3.2 Why do some children fail at school?

3.3 A sequence of experiences

3.3.1 The adjustment erosion model

3.3.2 The academic incompetence model

3.3.3 Shared risk model

3.4 Socio-economic factors, academic performance and academic achievement

3.5 Influence of schools on mental health and academic achievement

3.6 What does this mean for schools?

3.7 References

Chapter 4 Towards a school wide model for supporting students’ mental health and academic learning

4.1 Programs to support students’ mental health and academic learning

4.1.1 Social and emotional learning (SEL) programs

4.1.2 Academic learning programs

4.1.3 Programs that target student behaviour

4.1.4 Programs to promote a positive school environment

4.2 One to one counselling services

4.3 The evidence base

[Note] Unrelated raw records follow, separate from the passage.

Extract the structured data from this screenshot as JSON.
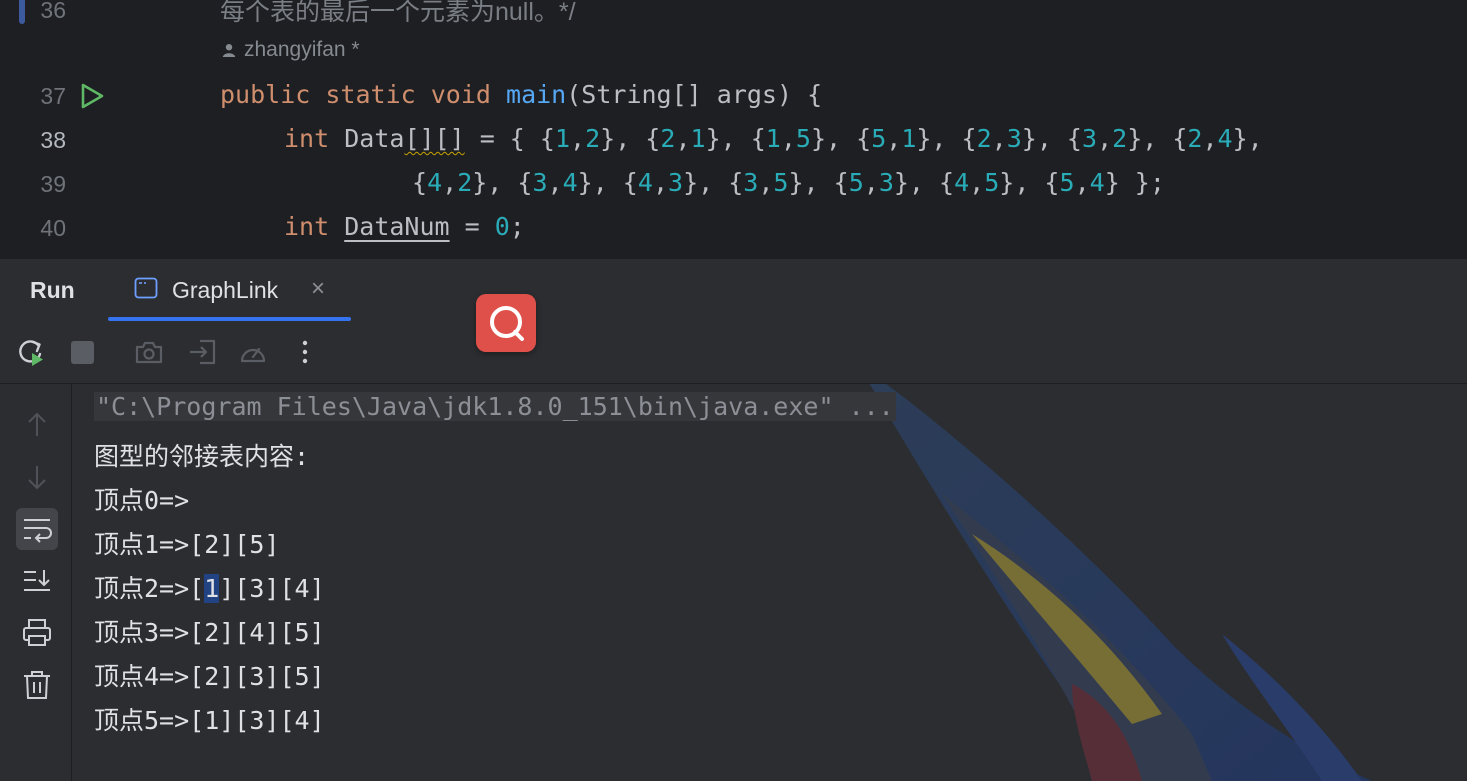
{
  "editor": {
    "lines": [
      {
        "number": "36",
        "comment": "每个表的最后一个元素为null。*/"
      },
      {
        "number": "37"
      },
      {
        "number": "38"
      },
      {
        "number": "39"
      },
      {
        "number": "40"
      }
    ],
    "author_hint": "zhangyifan *",
    "code": {
      "kw_public": "public",
      "kw_static": "static",
      "kw_void": "void",
      "method": "main",
      "signature_rest": "(String[] args) {",
      "kw_int": "int",
      "var_data": "Data",
      "brackets": "[][]",
      "line38_rest": [
        {
          "t": " = { {",
          "c": "p"
        },
        {
          "t": "1",
          "c": "n"
        },
        {
          "t": ",",
          "c": "p"
        },
        {
          "t": "2",
          "c": "n"
        },
        {
          "t": "}, {",
          "c": "p"
        },
        {
          "t": "2",
          "c": "n"
        },
        {
          "t": ",",
          "c": "p"
        },
        {
          "t": "1",
          "c": "n"
        },
        {
          "t": "}, {",
          "c": "p"
        },
        {
          "t": "1",
          "c": "n"
        },
        {
          "t": ",",
          "c": "p"
        },
        {
          "t": "5",
          "c": "n"
        },
        {
          "t": "}, {",
          "c": "p"
        },
        {
          "t": "5",
          "c": "n"
        },
        {
          "t": ",",
          "c": "p"
        },
        {
          "t": "1",
          "c": "n"
        },
        {
          "t": "}, {",
          "c": "p"
        },
        {
          "t": "2",
          "c": "n"
        },
        {
          "t": ",",
          "c": "p"
        },
        {
          "t": "3",
          "c": "n"
        },
        {
          "t": "}, {",
          "c": "p"
        },
        {
          "t": "3",
          "c": "n"
        },
        {
          "t": ",",
          "c": "p"
        },
        {
          "t": "2",
          "c": "n"
        },
        {
          "t": "}, {",
          "c": "p"
        },
        {
          "t": "2",
          "c": "n"
        },
        {
          "t": ",",
          "c": "p"
        },
        {
          "t": "4",
          "c": "n"
        },
        {
          "t": "},",
          "c": "p"
        }
      ],
      "line39": [
        {
          "t": "{",
          "c": "p"
        },
        {
          "t": "4",
          "c": "n"
        },
        {
          "t": ",",
          "c": "p"
        },
        {
          "t": "2",
          "c": "n"
        },
        {
          "t": "}, {",
          "c": "p"
        },
        {
          "t": "3",
          "c": "n"
        },
        {
          "t": ",",
          "c": "p"
        },
        {
          "t": "4",
          "c": "n"
        },
        {
          "t": "}, {",
          "c": "p"
        },
        {
          "t": "4",
          "c": "n"
        },
        {
          "t": ",",
          "c": "p"
        },
        {
          "t": "3",
          "c": "n"
        },
        {
          "t": "}, {",
          "c": "p"
        },
        {
          "t": "3",
          "c": "n"
        },
        {
          "t": ",",
          "c": "p"
        },
        {
          "t": "5",
          "c": "n"
        },
        {
          "t": "}, {",
          "c": "p"
        },
        {
          "t": "5",
          "c": "n"
        },
        {
          "t": ",",
          "c": "p"
        },
        {
          "t": "3",
          "c": "n"
        },
        {
          "t": "}, {",
          "c": "p"
        },
        {
          "t": "4",
          "c": "n"
        },
        {
          "t": ",",
          "c": "p"
        },
        {
          "t": "5",
          "c": "n"
        },
        {
          "t": "}, {",
          "c": "p"
        },
        {
          "t": "5",
          "c": "n"
        },
        {
          "t": ",",
          "c": "p"
        },
        {
          "t": "4",
          "c": "n"
        },
        {
          "t": "} };",
          "c": "p"
        }
      ],
      "var_datanum": "DataNum",
      "line40_eq": " = ",
      "line40_val": "0",
      "line40_end": ";"
    }
  },
  "run_panel": {
    "title": "Run",
    "tab_label": "GraphLink",
    "tab_close": "×"
  },
  "console": {
    "command": "\"C:\\Program Files\\Java\\jdk1.8.0_151\\bin\\java.exe\" ...",
    "header": "图型的邻接表内容:",
    "rows": [
      {
        "prefix": "顶点0=>",
        "selected": "",
        "rest": ""
      },
      {
        "prefix": "顶点1=>[2][5]",
        "selected": "",
        "rest": ""
      },
      {
        "prefix": "顶点2=>[",
        "selected": "1",
        "rest": "][3][4]"
      },
      {
        "prefix": "顶点3=>[2][4][5]",
        "selected": "",
        "rest": ""
      },
      {
        "prefix": "顶点4=>[2][3][5]",
        "selected": "",
        "rest": ""
      },
      {
        "prefix": "顶点5=>[1][3][4]",
        "selected": "",
        "rest": ""
      }
    ]
  },
  "colors": {
    "keyword": "#cf8e6d",
    "method": "#56a8f5",
    "number": "#2aacb8",
    "accent": "#3574f0",
    "run_green": "#5fb865",
    "selection": "#214283"
  },
  "icons": {
    "toolbar": [
      "rerun-icon",
      "stop-icon",
      "screenshot-icon",
      "exit-icon",
      "coverage-icon",
      "more-icon"
    ],
    "leftbar": [
      "arrow-up-icon",
      "arrow-down-icon",
      "soft-wrap-icon",
      "scroll-to-end-icon",
      "print-icon",
      "trash-icon"
    ]
  }
}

4.4 The rationale for developing a whole school, integrated approach for supporting children’s academic learning and mental health needs

4.5 Tiered approaches

4.6 Examples of whole school, integrated approaches

4.7 A tiered system of common evidence based practices

4.8 Problems and future opportunities for whole school approaches for supporting children’s academic learning and mental health

4.9 References

Chapter 5 School culture and climate

5.1 School size

5.2 Screening

5.2.1 At risk students

5.3 A help seeking school

5.4 Leadership

5.4.1 Vision and policies

5.5 School connectedness

5.6 Cultural competence and sensitivity

5.7 Safe schools

5.8 Relationships

5.8.1 Student-student relationships

5.8.2 Teacher-student relationships

5.9 References

Chapter 6 Reconceptualising student behaviour

6.1 The relationship between learning, mental health and behaviour

6.2 What is challenging behaviour?

6.3 Models of classroom management: what’s our end goal?

6.4 Teach more, manage less

6.5 Promoting behaviour conducive to learning

6.6 ‘Consequences have consequences’ (Lewis, 2015)

6.7 Motivating students

6.8 An approach based on mutual respect

6.9 References

Chapter 7 Teaching and learning

7.1 How excellent teachers teach

7.2 Feedback and assessment

7.3 Mental health topics

7.4 Teaching social and emotional skills

7.4.1 How to purposefully teach social and emotional skills

7.4.2 Social and emotional learning programs

7.4.3 Criticisms of social and emotional learning programs

7.5 Teachers as role models

7.6 References

Chapter 8 Partnerships

8.1 Professional collaborations

8.2 Models of collaborations

8.2.1 The referral process

8.3 Family partnerships

8.4 Children and youth

8.5 References

Chapter 9 Inclusivity: celebrating diversity

9.1 Why is inclusion important?

9.1.1 Gender diversity

9.2 Inclusive education benefits all students

9.2.1 Attainment grouping

9.3 Basic principles of an inclusive education

9.4 How to be inclusive

9.4.1 Students at the centre

9.4.2 Teachers’ beliefs

9.4.3 Teachers’ knowledge

9.4.4 Teachers’ practices

9.4.5 Policy, school leadership and systems

9.5 References

Chapter 10 Staff wellbeing: school staff have feelings too

10.1 Teacher social and emotional competence

10.2 Teacher and principal stress and wellbeing

10.3 Teachers’ (potentially stressful) role in promoting young people’s mental health and wellbeing

10.4 Promoting the wellbeing of school staff

10.5 References

Chapter 11 Trauma informed schools

11.1 Trauma and its impact on young people

11.2 Schools and trauma

11.3 School based formal programs

11.3.1 Trauma sensitive school environments

11.4 Managing specific traumatic events

11.5 Crisis plans

11.6 Pulling it all together

11.7 References

Chapter 12 Making a difference: Are we there yet?

12.1 What should schools be doing? Evidence based programs and practice based evidence

12.2 The place of monitoring and evaluation

12.3 Action research cycle

12.4 Reflective practice

12.5 Just do it

12.5.1 It’s about attitude

12.5.2 Take home messages

12.3 Student voice

12.3.1 Children and youth: what makes a happy school?

12.4 References

View More



Andrea Reupert is the Director of Psychology Programs in the Faculty of Education, Monash University, Australia.